Password managers can also make your life easier in a few other ways. All three of the ones I recommend can share passwords with other family members and co-workers who use the same program. Dashlane and LastPass also let you identify emergency contacts – people who, after a period of time you determine, will be able to access your passwords and other saved information. This can make accessing bank, email, social media and other personal information much less stressful after a death.
Beyond just remembering passwords, these programs are also getting deeper into the business of keeping you safe. They’ll analyze your trove of passwords, give you a grade on their security, and politely prompt you to change reused or weak passwords or when sites report they’ve been hacked. 1Password recently began working with haveibeenpwned.com to even flag and stop you from using passwords that are known to have been compromised.

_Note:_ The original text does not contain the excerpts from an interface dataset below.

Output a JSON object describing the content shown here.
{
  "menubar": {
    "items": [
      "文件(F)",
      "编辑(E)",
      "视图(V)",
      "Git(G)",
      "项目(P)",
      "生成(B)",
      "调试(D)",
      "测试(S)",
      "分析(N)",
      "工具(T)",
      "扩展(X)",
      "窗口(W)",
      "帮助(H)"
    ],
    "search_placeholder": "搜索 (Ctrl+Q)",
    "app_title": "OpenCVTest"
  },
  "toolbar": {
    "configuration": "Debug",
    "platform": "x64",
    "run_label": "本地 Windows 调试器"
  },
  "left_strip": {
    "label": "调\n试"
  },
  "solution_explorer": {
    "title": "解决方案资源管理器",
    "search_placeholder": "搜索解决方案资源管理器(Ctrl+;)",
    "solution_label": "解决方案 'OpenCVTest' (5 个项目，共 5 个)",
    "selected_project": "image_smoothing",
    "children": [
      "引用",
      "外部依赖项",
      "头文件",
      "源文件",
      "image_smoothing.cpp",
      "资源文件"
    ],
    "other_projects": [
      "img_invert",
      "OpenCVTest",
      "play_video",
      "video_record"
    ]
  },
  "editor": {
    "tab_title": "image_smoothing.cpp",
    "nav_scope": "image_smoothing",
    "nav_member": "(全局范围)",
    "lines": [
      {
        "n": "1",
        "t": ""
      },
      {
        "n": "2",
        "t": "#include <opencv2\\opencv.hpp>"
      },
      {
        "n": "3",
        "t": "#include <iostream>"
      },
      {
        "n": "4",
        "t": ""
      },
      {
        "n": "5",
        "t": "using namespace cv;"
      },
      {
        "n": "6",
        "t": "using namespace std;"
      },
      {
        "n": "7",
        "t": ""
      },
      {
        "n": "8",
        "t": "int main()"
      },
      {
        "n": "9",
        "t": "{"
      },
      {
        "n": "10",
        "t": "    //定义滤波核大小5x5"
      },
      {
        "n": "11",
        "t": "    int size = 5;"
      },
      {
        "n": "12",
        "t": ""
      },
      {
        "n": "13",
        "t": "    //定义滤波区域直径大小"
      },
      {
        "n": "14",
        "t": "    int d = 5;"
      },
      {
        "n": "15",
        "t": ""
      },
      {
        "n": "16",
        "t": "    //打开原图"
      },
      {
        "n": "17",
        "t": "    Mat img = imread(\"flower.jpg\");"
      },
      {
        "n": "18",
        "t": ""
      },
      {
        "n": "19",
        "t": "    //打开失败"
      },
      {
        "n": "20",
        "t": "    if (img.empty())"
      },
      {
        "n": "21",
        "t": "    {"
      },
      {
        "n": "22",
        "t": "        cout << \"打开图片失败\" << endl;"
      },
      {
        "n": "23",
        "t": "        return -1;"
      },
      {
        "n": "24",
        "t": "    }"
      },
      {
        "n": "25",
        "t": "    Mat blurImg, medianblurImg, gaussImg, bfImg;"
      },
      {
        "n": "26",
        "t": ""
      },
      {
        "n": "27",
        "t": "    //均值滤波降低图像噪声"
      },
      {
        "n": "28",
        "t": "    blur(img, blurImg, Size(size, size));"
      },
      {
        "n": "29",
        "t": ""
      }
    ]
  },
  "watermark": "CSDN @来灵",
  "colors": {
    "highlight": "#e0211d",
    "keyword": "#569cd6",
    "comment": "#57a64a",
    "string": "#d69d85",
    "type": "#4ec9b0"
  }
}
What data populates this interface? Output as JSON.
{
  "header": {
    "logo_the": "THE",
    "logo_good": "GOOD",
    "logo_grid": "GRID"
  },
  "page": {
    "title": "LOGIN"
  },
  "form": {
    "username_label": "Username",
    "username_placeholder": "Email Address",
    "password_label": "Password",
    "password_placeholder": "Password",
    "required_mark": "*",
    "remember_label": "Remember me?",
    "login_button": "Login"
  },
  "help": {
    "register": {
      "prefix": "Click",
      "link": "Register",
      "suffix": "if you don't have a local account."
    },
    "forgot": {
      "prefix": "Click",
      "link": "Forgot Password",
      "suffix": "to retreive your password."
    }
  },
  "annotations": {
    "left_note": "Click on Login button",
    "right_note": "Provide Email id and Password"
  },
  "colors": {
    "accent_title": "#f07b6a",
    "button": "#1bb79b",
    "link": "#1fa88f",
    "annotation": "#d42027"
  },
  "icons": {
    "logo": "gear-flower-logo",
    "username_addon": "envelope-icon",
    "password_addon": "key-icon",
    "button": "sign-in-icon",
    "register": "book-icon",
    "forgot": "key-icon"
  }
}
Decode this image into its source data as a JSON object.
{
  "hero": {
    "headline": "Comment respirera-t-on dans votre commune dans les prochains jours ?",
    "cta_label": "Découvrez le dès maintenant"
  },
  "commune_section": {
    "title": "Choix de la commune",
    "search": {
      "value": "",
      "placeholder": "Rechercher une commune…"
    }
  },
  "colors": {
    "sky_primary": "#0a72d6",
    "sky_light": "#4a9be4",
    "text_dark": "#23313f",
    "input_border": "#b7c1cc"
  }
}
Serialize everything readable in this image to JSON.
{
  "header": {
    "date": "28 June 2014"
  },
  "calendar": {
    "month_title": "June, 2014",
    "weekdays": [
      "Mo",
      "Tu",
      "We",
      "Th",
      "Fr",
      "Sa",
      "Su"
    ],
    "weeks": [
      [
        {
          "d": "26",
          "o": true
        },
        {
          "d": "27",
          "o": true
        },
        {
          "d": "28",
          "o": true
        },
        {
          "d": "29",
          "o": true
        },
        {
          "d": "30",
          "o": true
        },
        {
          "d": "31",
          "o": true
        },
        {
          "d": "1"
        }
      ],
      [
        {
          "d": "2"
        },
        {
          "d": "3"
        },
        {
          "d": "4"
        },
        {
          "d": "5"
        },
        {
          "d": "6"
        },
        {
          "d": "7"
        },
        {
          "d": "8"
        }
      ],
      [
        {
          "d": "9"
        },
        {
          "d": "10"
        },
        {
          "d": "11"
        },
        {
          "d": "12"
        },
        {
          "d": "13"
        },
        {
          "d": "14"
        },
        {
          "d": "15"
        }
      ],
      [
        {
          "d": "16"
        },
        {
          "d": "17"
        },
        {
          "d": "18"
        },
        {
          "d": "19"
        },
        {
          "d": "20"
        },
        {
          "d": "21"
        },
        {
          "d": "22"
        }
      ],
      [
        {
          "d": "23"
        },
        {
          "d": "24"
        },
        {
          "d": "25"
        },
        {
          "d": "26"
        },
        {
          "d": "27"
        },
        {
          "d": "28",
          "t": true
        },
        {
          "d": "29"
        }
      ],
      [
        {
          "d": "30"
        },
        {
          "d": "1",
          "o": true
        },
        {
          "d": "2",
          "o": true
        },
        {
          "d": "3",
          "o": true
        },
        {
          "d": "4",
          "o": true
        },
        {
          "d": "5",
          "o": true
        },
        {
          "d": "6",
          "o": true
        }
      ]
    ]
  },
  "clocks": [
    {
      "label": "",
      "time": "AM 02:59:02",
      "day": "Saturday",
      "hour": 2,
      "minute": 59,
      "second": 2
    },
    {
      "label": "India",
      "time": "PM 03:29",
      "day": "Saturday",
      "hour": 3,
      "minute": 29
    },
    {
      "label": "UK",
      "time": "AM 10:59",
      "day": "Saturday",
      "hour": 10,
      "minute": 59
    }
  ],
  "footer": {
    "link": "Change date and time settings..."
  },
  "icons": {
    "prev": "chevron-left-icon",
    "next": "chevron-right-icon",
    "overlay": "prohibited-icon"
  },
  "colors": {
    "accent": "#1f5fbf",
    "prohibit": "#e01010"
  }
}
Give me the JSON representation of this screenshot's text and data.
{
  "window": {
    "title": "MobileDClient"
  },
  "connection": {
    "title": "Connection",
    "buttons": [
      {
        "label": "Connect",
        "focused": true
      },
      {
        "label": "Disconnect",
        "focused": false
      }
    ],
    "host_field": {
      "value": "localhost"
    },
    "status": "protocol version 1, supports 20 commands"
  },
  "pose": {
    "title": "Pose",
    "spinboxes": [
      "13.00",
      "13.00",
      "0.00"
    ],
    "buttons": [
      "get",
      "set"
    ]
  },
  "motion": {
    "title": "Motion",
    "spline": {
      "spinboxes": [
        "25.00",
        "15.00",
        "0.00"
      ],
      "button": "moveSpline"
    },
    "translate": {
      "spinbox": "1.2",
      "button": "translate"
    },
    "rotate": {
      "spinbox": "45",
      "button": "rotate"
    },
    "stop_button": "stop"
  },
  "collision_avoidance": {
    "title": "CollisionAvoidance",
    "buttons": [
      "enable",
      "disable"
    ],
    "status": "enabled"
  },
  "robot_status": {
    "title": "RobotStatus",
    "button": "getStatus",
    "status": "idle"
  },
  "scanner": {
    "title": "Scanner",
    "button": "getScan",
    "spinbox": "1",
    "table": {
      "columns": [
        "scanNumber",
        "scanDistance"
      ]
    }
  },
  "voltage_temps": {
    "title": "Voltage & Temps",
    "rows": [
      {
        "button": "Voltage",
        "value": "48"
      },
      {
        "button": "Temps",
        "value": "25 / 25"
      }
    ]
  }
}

If getting a password manager inspires you to do even more about online security, there are further steps you can take. I also recommend turning on what’s called two-factor authentication everywhere it’s available – they will ask for an extra code when you log in, and flag if someone else is trying to get into your account. But if that’s not available on sites you use frequently, you should pat yourself on the back for at least getting your passwords shipshape. Now about cleaning out the garage . . .
Price: Free to use on one device; $3.33 per month, billed annually, to sync your data across multiple devices.
Likes: Simple, slick design. Offers live chat support Monday through Friday in addition to email support every day. Saves receipts for online purchases.
Dislikes: Most expensive option, and no discounted family plan.
Price: Free trial for 30 days; $3/month.
Likes: Strong reputation for security. Comes with pro-level controls, including the ability to sync passwords across devices without the cloud.
Dislikes: It’s more complicated. Security measures prevent auto-filling and auto-submitting passwords without an additional click. Cannot auto-change passwords.
Price: Free to use, including syncing; $2/month adds features including sharing passwords.
Likes: The best free option, covers most of what you need. Can store encrypted files in notes, such as PDFs.
Dislikes: Has encountered the most high-profile breaches and bugs, though it responded to them quickly.